It might all sound complicated or like a lot of work, but I assure you, it’s quite simple and will begin to come natural to you the more that you engage and prioritize this process. I am a visual learner, so I keep post-its on my wall with my values and habits I’m seeking to ingrain. I also have my core values at the bottom of my About Kymber page on my website for others to see what I stand for. Every few years I do an assessment to see if my core values are still aligned with who I am and what I stand for and if they’re not, I change them. So far, they’ve been pretty damn consistent.
The role identity played in my own health journey
When I was healing my relationship to food and building a daily habit of eating for satiation and health instead of out of addiction or compulsion, I didn’t set a goal of eating in moderation. I also didn’t set any goals around eating certain foods more than others or of no longer eating while emotional or tired. What I did do was create a system for relating to food which was based on becoming someone who doesn’t overeat.
I became someone who values nutrient-dense foods over modern hyper-palatable ones and someone who wants to feel emotionally and physically strong. I became someone who values stability over the dopamine rushes I’d get from binging. In creating this identity, my diet naturally evolved into what it is today: a nutrient-dense, animal-based diet with enough flexibility to feel free, yet an overall emphasis on strength and stability.
When aligning this identity with my choices, it became natural to pay attention to which foods left me feeling crazy, unstable, or addicted, and which foods left me feeling stable, satiated, and strong. This mattered more and more as my chosen identity as a stable, strong, healthy person began to solidify for me over time.
The identity piece was huge for me in healing my relationship to food partly because I had to make some scary commitments to myself in the process. I had to commit to being someone who would eat an animal-based diet when the noisy modern world is yelling “plant-based!” I chose to advocate for this way of viewing health and consumption, despite the clients I lost and the misunderstanding I received from people who view animal consumption as negative.

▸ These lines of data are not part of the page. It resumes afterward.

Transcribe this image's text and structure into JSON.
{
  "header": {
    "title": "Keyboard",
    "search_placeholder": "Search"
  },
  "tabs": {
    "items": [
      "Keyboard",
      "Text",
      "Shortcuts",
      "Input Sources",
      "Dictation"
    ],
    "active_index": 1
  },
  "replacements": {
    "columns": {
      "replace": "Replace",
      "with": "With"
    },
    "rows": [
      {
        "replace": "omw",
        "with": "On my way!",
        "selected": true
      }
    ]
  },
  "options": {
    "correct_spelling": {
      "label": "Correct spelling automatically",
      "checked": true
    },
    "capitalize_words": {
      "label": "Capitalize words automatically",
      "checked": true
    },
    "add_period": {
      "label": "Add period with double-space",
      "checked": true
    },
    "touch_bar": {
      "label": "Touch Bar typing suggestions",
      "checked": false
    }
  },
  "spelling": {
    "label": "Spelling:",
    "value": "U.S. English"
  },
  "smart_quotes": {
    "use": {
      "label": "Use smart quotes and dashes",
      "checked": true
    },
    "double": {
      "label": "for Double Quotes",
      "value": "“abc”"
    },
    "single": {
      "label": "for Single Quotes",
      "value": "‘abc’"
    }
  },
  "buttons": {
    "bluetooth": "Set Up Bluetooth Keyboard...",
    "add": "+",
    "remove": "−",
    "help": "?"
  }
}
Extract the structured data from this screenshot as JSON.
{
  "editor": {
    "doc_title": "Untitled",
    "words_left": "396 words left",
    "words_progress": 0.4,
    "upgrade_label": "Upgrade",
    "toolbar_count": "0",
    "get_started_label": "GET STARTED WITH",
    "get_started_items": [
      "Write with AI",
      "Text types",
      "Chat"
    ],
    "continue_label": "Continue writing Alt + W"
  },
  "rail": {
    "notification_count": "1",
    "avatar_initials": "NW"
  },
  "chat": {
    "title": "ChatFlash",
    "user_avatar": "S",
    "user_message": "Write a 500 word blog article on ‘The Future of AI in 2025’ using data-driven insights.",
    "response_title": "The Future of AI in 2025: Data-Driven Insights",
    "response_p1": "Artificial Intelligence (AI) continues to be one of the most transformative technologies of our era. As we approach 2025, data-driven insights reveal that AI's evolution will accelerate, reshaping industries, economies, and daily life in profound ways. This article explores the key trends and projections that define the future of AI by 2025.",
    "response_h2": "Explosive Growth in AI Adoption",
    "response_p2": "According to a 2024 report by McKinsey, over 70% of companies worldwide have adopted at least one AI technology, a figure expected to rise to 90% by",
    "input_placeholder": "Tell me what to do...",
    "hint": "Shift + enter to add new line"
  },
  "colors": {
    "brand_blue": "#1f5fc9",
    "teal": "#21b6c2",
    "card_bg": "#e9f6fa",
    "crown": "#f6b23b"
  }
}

Aligning our identity with our daily habits is the most effective long-term strategy for behavior change and healing. However, it does come with growing pains and uncertainty. We might be called to change who we spend our time with, how we prioritize sleep and food choices, the topic of conversations we’re willing to engage in, and how we’re willing to make our money.
I also find it liberating as hell to see that our identities still remain flexible as they’re composed of many moving parts (habits) which can be changed when needed. I don’t believe creating a fixed identity is useful long-term and I’m all about long-term wins. However, I do believe that the more aligned we can become in who we are and what we stand for, the easier it will be to control the systems which underpin our success in life and the less our underlying values will change.
Aside from going out and reading James’ book, I linked in above, my takeaway suggestion for you is to get clear on these things:
- Who do you want to be?
- What are your core values which will make up this identity?
- What are the daily habits you will need to adopt or remove in order to live in alignment with this person?
You’re free to share your thoughts in the comments below. How has the concept of identity-based values impacted your life and have you used this in meeting your goals?